When we decided to fly to Spain over Easter, we didn't have a great perspective for what that truly meant. Neither of us are religious and truly had no exposure to Catholism growing up, so other than expecting things to be closed, we didn't know what we would experience.
As it turns out, Semana Santa (Holy Week) lasts the week leading up to Easter Sunday, which means when we arrived Thursday, we were right in the middle of the celebrations. Our hotel had warned us in the days leading to our arrival that our entrance into the hotel would be blocked, but again, since we had no appreciation for what was ahead, we didn't think much of this.
We arrived on Thursday, and unfortunately all the festivities were cancelled due to rain. It didn't actually rain much at all, which ended up frustrating all the crowds who lined up hours and hours before the processions! Serious dedication to ensure front row seats.
On Friday morning, we accidentally walked near the street for the procession and were able to view Jesus nailed to the cross being carried through town. A drum line and various trumpet players accompanied this procession. Surprisingly most in the audience had a cerveza in hand which led Kevin to refer to the week as a party week going forward. I'm not sure it's exactly a party week, but it's quite interesting how religious the events were with so much alcohol around.
However Friday night ended up being the main event for us. Each evening the seven brotherhoods would walk from their church and to the Cathedral Córdoba - this is a very long procession with brotherhood members carrying candles, crosses and even very large floats by hand. Unbeknownst to us, our hotel room faced Catedral Córdoba and so we could watch from the window instead of being trapped in the crowds of thousands of people. Impending rain caused some of the brotherhoods to cancel their walk, but two brotherhoods carried on...

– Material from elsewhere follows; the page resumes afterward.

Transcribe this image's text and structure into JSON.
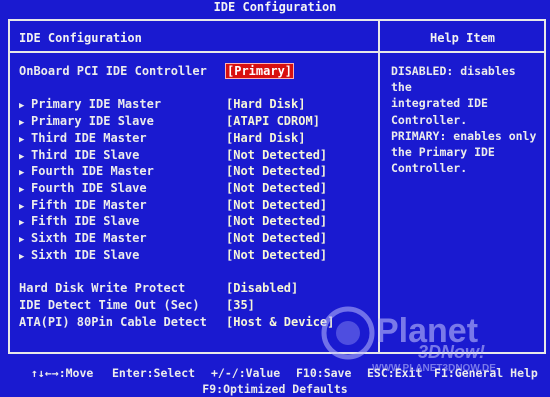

The first brotherhood called El Decsendimiento began walking by our window just shy of 11pm. The members walked along with very large candles and stopped periodically (likely to allow those carrying the massive floats a rest). During their breaks, little kids would run around to the different brothers requesting some melted wax from candles. Turns out, these are family balls that are used every Semana Santa and everyone wants the largest one at the end of the week. This was entertaining to watch with all these little kids running around all these lit candles...not one kid caught on fire amazingly.
The most striking feature of the brotherhood are their robes and conical hats - burgundy and white. As an American, the resemblance of a racist group cannot be ignored, but this dates back much farther in history which ultimately means the US group likely borrowed the robes idea. Regardless, its added character intrigued us both.
This procession had a very large drumline and trumpet group with very upbeat music - while we did not recognise it, it brought joy.
Tsecond brotherhood followed shortly after the one just after midnight, and the crowds had almost all evaporated in midair. Because of this, we headed downstairs to be closer to the second procession. El Santo Sepulcro arrived in all black robes in a very somber manner with some of the women walkers dressed in all black dresses with very large black lace headpieces.
No large band of drums and trumpets, but rather a solo trumpet player. I'm sure if I understand the history better, I'd have a better story to share, but honestly it felt as though this was simply a procession of mourning.
Ultimately, I'm not sure I understand everything we experienced, but you cannot deny the value of this tradition. Over the years, we've experienced many many different religious events, and while this one did not incite strong emotions as others have, I know we certainly won't forget the experience of Semana Santa in Spain.
To view all the pictures: https://www.jkennis.com/p721961746